Thursday, June 12, 2008

Canada’s Conservatives Advance Police State With Copyright Bill C-61

How in the hell did the conservative Party take control in friendly Canada? I have a theory.

Under more liberal control, people obtain power through consumer protection, and comfort knowing there are social safety nets in place. With that comes power and a certain amount of risk taking, or thinking outside the box. It’s in this state of well being that we are willing to try something new, experiment with a different approach to taxes, personal freedoms and ceding a little more responsibilties to our representatives. But under conservative rules, they are either the authority, or hand control over to their ideology. Thus, the move to conservative authoritarianism. We have seen it in the U.S. under the relatively new concept of the “Unitary Executive.” The all powerful President.

So in Canada, the same power struggle is going on. Conservatives there so trust the power of their ideology that they don’t see the unintended consequences of their simple platitudes.
Case in point, Canada’s Bill C-61.

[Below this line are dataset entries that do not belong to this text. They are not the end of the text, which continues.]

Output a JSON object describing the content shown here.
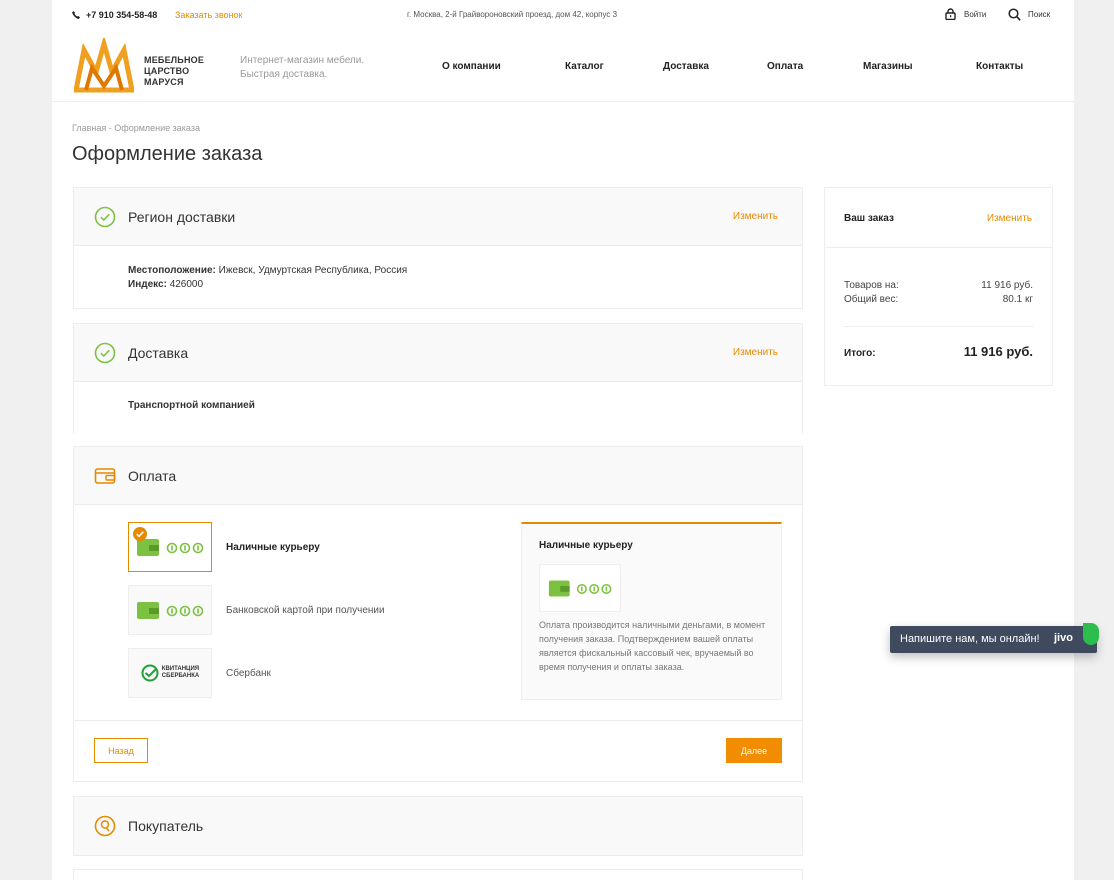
{
  "topbar": {
    "phone": "+7 910 354-58-48",
    "callback": "Заказать звонок",
    "address": "г. Москва, 2-й Грайвороновский проезд, дом 42, корпус 3",
    "login": "Войти",
    "search": "Поиск"
  },
  "header": {
    "logo_line1": "МЕБЕЛЬНОЕ",
    "logo_line2": "ЦАРСТВО",
    "logo_line3": "МАРУСЯ",
    "tagline_line1": "Интернет-магазин мебели.",
    "tagline_line2": "Быстрая доставка.",
    "nav": [
      "О компании",
      "Каталог",
      "Доставка",
      "Оплата",
      "Магазины",
      "Контакты"
    ]
  },
  "breadcrumb": {
    "home": "Главная",
    "separator": "-",
    "current": "Оформление заказа"
  },
  "page_title": "Оформление заказа",
  "region": {
    "title": "Регион доставки",
    "change": "Изменить",
    "location_label": "Местоположение:",
    "location_value": "Ижевск, Удмуртская Республика, Россия",
    "index_label": "Индекс:",
    "index_value": "426000"
  },
  "delivery": {
    "title": "Доставка",
    "change": "Изменить",
    "method": "Транспортной компанией"
  },
  "payment": {
    "title": "Оплата",
    "options": [
      {
        "label": "Наличные курьеру"
      },
      {
        "label": "Банковской картой при получении"
      },
      {
        "label": "Сбербанк",
        "logo_line1": "КВИТАНЦИЯ",
        "logo_line2": "СБЕРБАНКА"
      }
    ],
    "detail_title": "Наличные курьеру",
    "detail_desc": "Оплата производится наличными деньгами, в момент получения заказа. Подтверждением вашей оплаты является фискальный кассовый чек, вручаемый во время получения и оплаты заказа.",
    "back": "Назад",
    "next": "Далее"
  },
  "buyer": {
    "title": "Покупатель"
  },
  "order": {
    "title": "Ваш заказ",
    "change": "Изменить",
    "goods_label": "Товаров на:",
    "goods_value": "11 916 руб.",
    "weight_label": "Общий вес:",
    "weight_value": "80.1 кг",
    "total_label": "Итого:",
    "total_value": "11 916 руб."
  },
  "chat": {
    "text": "Напишите нам, мы онлайн!",
    "brand": "jivo"
  },
  "colors": {
    "accent": "#e58a00",
    "button": "#f28c00",
    "check": "#7dc142",
    "chat_bg": "#3f4a5f"
  }
}
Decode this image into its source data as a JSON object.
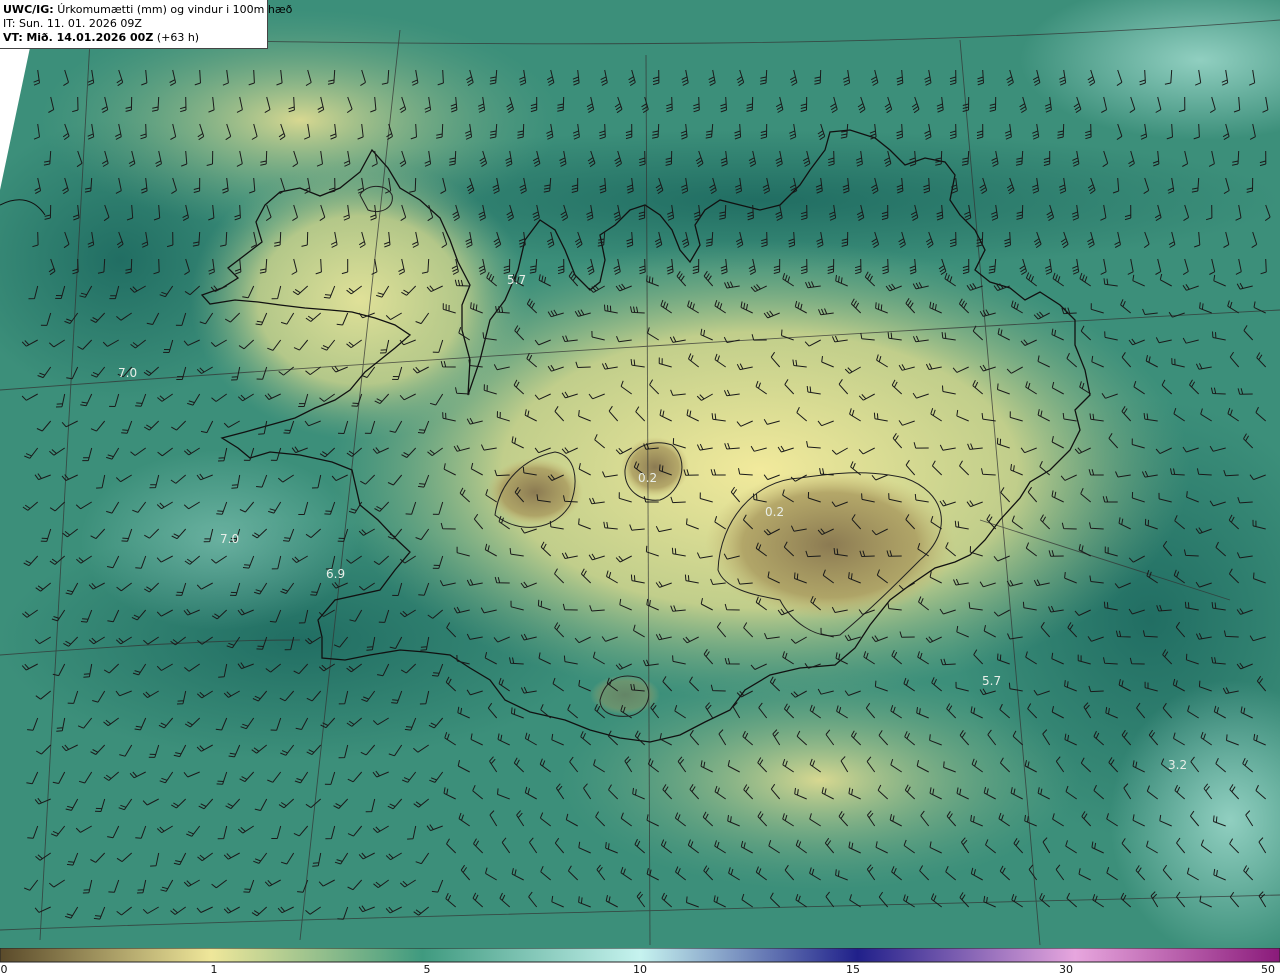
{
  "header": {
    "model": "UWC/IG:",
    "title": "Úrkomumætti (mm) og vindur i 100m hæð",
    "init_time": "IT: Sun. 11. 01. 2026 09Z",
    "valid_label": "VT:",
    "valid_time": "Mið. 14.01.2026 00Z",
    "lead": "(+63 h)"
  },
  "map_labels": [
    {
      "text": "5.7"
    },
    {
      "text": "7.0"
    },
    {
      "text": "7.0"
    },
    {
      "text": "6.9"
    },
    {
      "text": "0.2"
    },
    {
      "text": "0.2"
    },
    {
      "text": "5.7"
    },
    {
      "text": "3.2"
    }
  ],
  "colorbar": {
    "ticks": [
      "0",
      "1",
      "5",
      "10",
      "15",
      "30",
      "50"
    ],
    "colors": [
      "#5a4a2a",
      "#b7a570",
      "#efe79a",
      "#4a9a82",
      "#bfeff0",
      "#2a2a9a",
      "#d080c8",
      "#8a1a7a"
    ]
  },
  "colors": {
    "land_high": "#efe79a",
    "sea_mid": "#3f9a7f",
    "sea_deep": "#1f6f63",
    "dry": "#8b7a52"
  }
}
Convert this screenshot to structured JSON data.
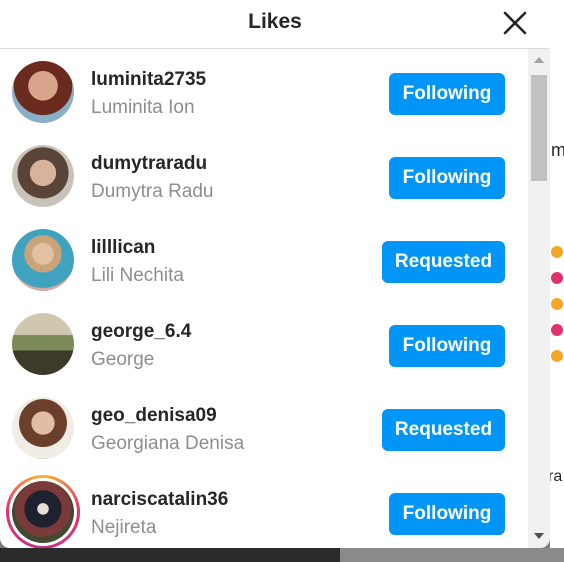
{
  "modal": {
    "title": "Likes",
    "close_icon": "close-icon"
  },
  "likes": [
    {
      "username": "luminita2735",
      "full_name": "Luminita Ion",
      "button": "Following",
      "status": "following",
      "avatar_color": "#8a3b2f"
    },
    {
      "username": "dumytraradu",
      "full_name": "Dumytra Radu",
      "button": "Following",
      "status": "following",
      "avatar_color": "#b89a86"
    },
    {
      "username": "lilllican",
      "full_name": "Lili Nechita",
      "button": "Requested",
      "status": "requested",
      "avatar_color": "#5aa0b8"
    },
    {
      "username": "george_6.4",
      "full_name": "George",
      "button": "Following",
      "status": "following",
      "avatar_color": "#6a7a52"
    },
    {
      "username": "geo_denisa09",
      "full_name": "Georgiana Denisa",
      "button": "Requested",
      "status": "requested",
      "avatar_color": "#9a6d5a"
    },
    {
      "username": "narciscatalin36",
      "full_name": "Nejireta",
      "button": "Following",
      "status": "following",
      "avatar_color": "#3f4a30",
      "has_story": true
    }
  ],
  "background": {
    "text_m": "m",
    "text_ra": "ra"
  },
  "colors": {
    "button_blue": "#0095f6",
    "username": "#262626",
    "fullname": "#8e8e8e"
  }
}
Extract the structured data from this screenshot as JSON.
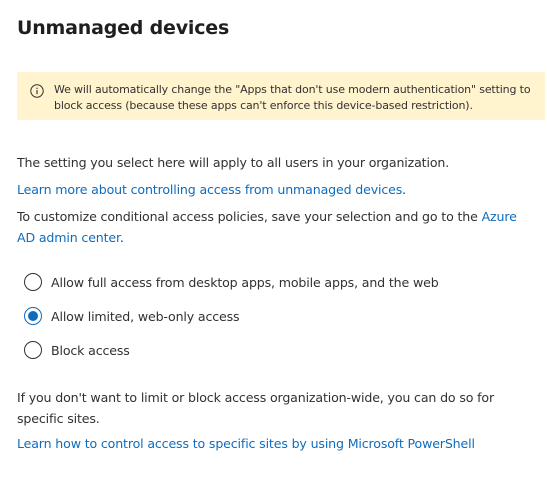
{
  "page": {
    "title": "Unmanaged devices"
  },
  "banner": {
    "icon": "info-icon",
    "text": "We will automatically change the \"Apps that don't use modern authentication\" setting to block access (because these apps can't enforce this device-based restriction)."
  },
  "intro": {
    "setting_text": "The setting you select here will apply to all users in your organization.",
    "learn_more_link": "Learn more about controlling access from unmanaged devices",
    "learn_more_suffix": ".",
    "customize_text": "To customize conditional access policies, save your selection and go to the ",
    "azure_link": "Azure AD admin center",
    "azure_suffix": "."
  },
  "access_options": [
    {
      "label": "Allow full access from desktop apps, mobile apps, and the web",
      "selected": false
    },
    {
      "label": "Allow limited, web-only access",
      "selected": true
    },
    {
      "label": "Block access",
      "selected": false
    }
  ],
  "footer": {
    "site_text": "If you don't want to limit or block access organization-wide, you can do so for specific sites.",
    "powershell_link": "Learn how to control access to specific sites by using Microsoft PowerShell"
  },
  "colors": {
    "accent": "#0f6cbd",
    "banner_background": "#fff4ce",
    "text": "#323130"
  }
}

According to the CBC: The federal government has introduced a controversial
bill it says balances the rights of copyright holders and consumers — but it opens millions of Canadians to huge lawsuits. Liberal industry critic Scott Brison said. "There's a fine line between protecting creators and a police state."

Bill C-61 contains an anti-circumvention clause that will make it illegal to break digital locks on copyrighted material. That means TiVos and other personal video recorders (PVRs) will be made useless if television broadcasters choose to put technical locks on their shows so they can't be recorded. People caught downloading music or video files illegally could also be sued for a maximum of $500, but uploading a file to a peer-to-peer network or YouTube could result in lawsuits of $20,000 per file. Minister of Industry Jim Prentice deflected questions about potential lawsuits by saying, "You can get into hypothetical situations…"

Critics feared the bill will mirror the U.S. Digital Millennium Copyright Act (DMCA), which similarly brought in restrictive measures and opened the door for copyright owners to enact huge lawsuits against violators. University of Ottawa internet and e-commerce Prof. Michael Geist, an outspoken critic of the bill said, "Those rules are quite clearly 'Born in the USA.'"

Isn’t it nice to know other countries are using U.S. law as a "what not to do" example.

No comments:

Post a Comment